Chamberlain Show in Bridge

The paintings are far more brilliant and complex than their reproductions would suggest
It Ain’t Cheap” is the title of a metal sculpture as well as a show of John Chamberlain’s metal paintings, a relatively unknown group of works from the 1960s, on view in Bridgehampton for two more weeks. Ronald Amstutz

    The exhibition of John Chamberlain’s metal paintings from the mid-1960s at the Dan Flavin Art Institute in Bridgehampton has not exactly set the world on fire, but it is the kind of focused, well-considered presentation complementing the Flavin installation upstairs that the Dia Art Foundation, which owns the institute, turns out annually.

    With a changeover about to occur after April 27, it is worth catching it before it goes. The paintings are far more brilliant and complex than their reproductions would suggest. They have a Day-Glo, flower-power feeling from the era, which also brings into play the hard-edged abstraction of Minimalism.

    “It Ain’t Cheap,” the title of the show, takes its name from the one sculpture included in the show from the same period.

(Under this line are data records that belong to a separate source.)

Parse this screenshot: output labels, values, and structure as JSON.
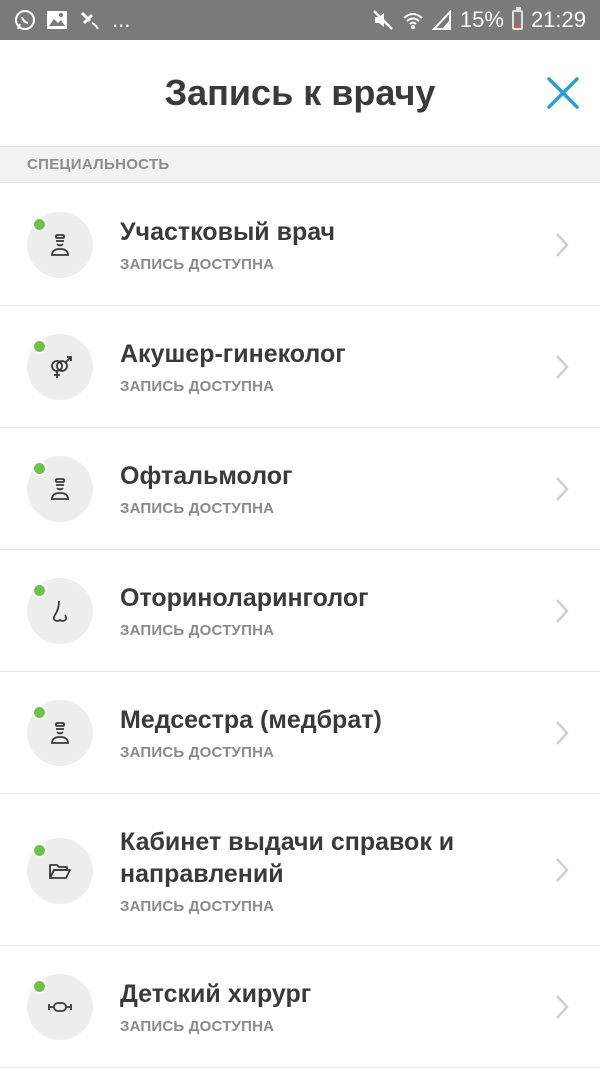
{
  "status_bar": {
    "left_icons": [
      "whatsapp-icon",
      "gallery-icon",
      "satellite-icon"
    ],
    "more": "...",
    "battery_percent": "15%",
    "battery_level": 0.15,
    "time": "21:29",
    "right_icons": [
      "mute-icon",
      "wifi-icon",
      "signal-icon",
      "battery-icon"
    ]
  },
  "header": {
    "title": "Запись к врачу",
    "close_icon": "close-icon"
  },
  "section": {
    "title": "СПЕЦИАЛЬНОСТЬ"
  },
  "colors": {
    "accent": "#2a9fd8",
    "status_available": "#6cc24a",
    "status_bar_bg": "#7a7a7a",
    "text_primary": "#3a3a3a",
    "text_secondary": "#8a8a8a"
  },
  "specialties": [
    {
      "title": "Участковый врач",
      "status": "ЗАПИСЬ ДОСТУПНА",
      "icon": "doctor-icon"
    },
    {
      "title": "Акушер-гинеколог",
      "status": "ЗАПИСЬ ДОСТУПНА",
      "icon": "gender-icon"
    },
    {
      "title": "Офтальмолог",
      "status": "ЗАПИСЬ ДОСТУПНА",
      "icon": "doctor-icon"
    },
    {
      "title": "Оториноларинголог",
      "status": "ЗАПИСЬ ДОСТУПНА",
      "icon": "nose-icon"
    },
    {
      "title": "Медсестра (медбрат)",
      "status": "ЗАПИСЬ ДОСТУПНА",
      "icon": "doctor-icon"
    },
    {
      "title": "Кабинет выдачи справок и направлений",
      "status": "ЗАПИСЬ ДОСТУПНА",
      "icon": "folder-icon"
    },
    {
      "title": "Детский хирург",
      "status": "ЗАПИСЬ ДОСТУПНА",
      "icon": "bone-icon"
    }
  ]
}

Several of the paintings, which were made with car paint and metal flake, are named from popular musical groups from the time, such as the Lovin’ Spoonful and the Sensations.

    The paintings, which are rarely exhibited, were first shown at the Leo Castelli Gallery in New York in 1965.